The Virginia Transportation Construction Alliance (VTCA), in conjunction with the Virginia Department of Mines, Minerals and Energy – Division of Mineral Mining, sponsors the annual Mineral Mining Reclamation Awards to reward companies who apply innovative techniques beyond standard post-mining reclamation requirements. The 2008 Best Reclamation Awards went to Boxley Materials Co.’s Rich Patch Quarry (quarry) and Iluka Resources, Inc.’s Old Hickory Operation (non-quarry). Iluka Resources was picked as the overall winner and will be submitted to the Interstate Mining Compact Commission for national competition. Honorable mention winners include Boxley Materials Co.’s Fieldale Quarry; Luck Stone Corp.’s Massaponax and Mattaponi/King William Plants; Salem Stone Corp.’s Acco Stone and Sylvatus Quarries; and Vulcan Construction Materials, LP’s Curles Neck Sand and Gravel.
Although a proposed concrete plant was rejected by Stevens Point City Council, it may yet move forward if the property owner can reach an accord with neighbors. The Stevens Point Journal reports that the council denied Ed Rusin’s request for a zoning change following neighbor concerns about dust, noise, and traffic. The report noted that some neighbors would be satisfied with conditions such as a concrete fence around the plant and gating to its entrance. One neighbor told the newspaper that he was unaware of plans for the plant, but noted that it would bring jobs to the community.
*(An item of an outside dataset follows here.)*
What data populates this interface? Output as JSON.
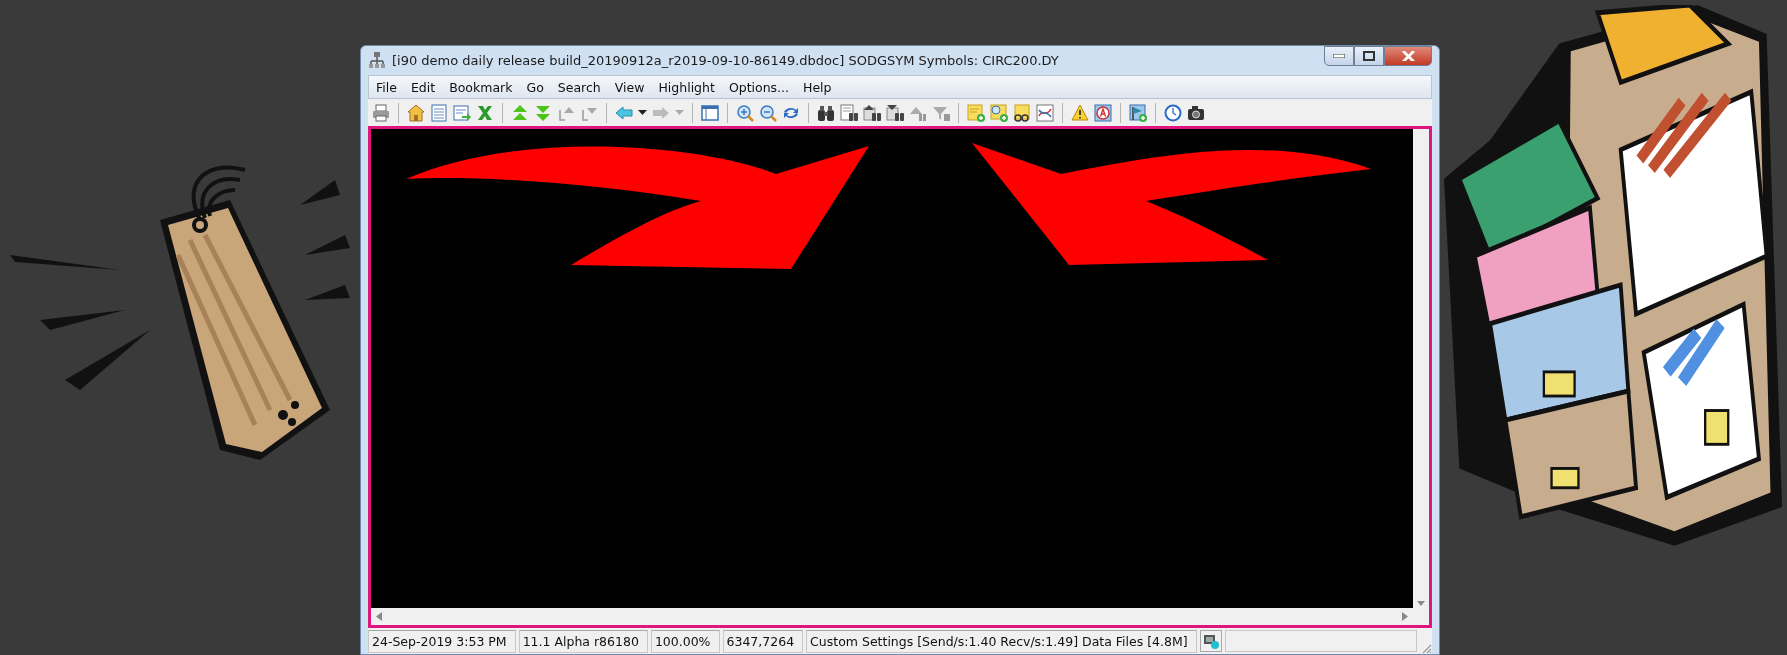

An anti-mining group, FORCE, has complained that the Ontario Environment Ministry tried to deny the public the right to appeal a permit issued in July. According to The Spectator, the group planned to appeal St. Marys Cement’s permit for water pumping tests at its operation near Flamborough, but learned that it could not dispute the 356-day permit because permits for less than a year are not subject to appeal. FORCE chair Graham Flint told the newspaper that he believed that the ministry was applying a technicality in a deliberate attempt to remove its rights to environmental protection and the democratic process. A spokesperson for the ministry’s local office told the newspaper that pumping-test permits are typically granted for less than a year.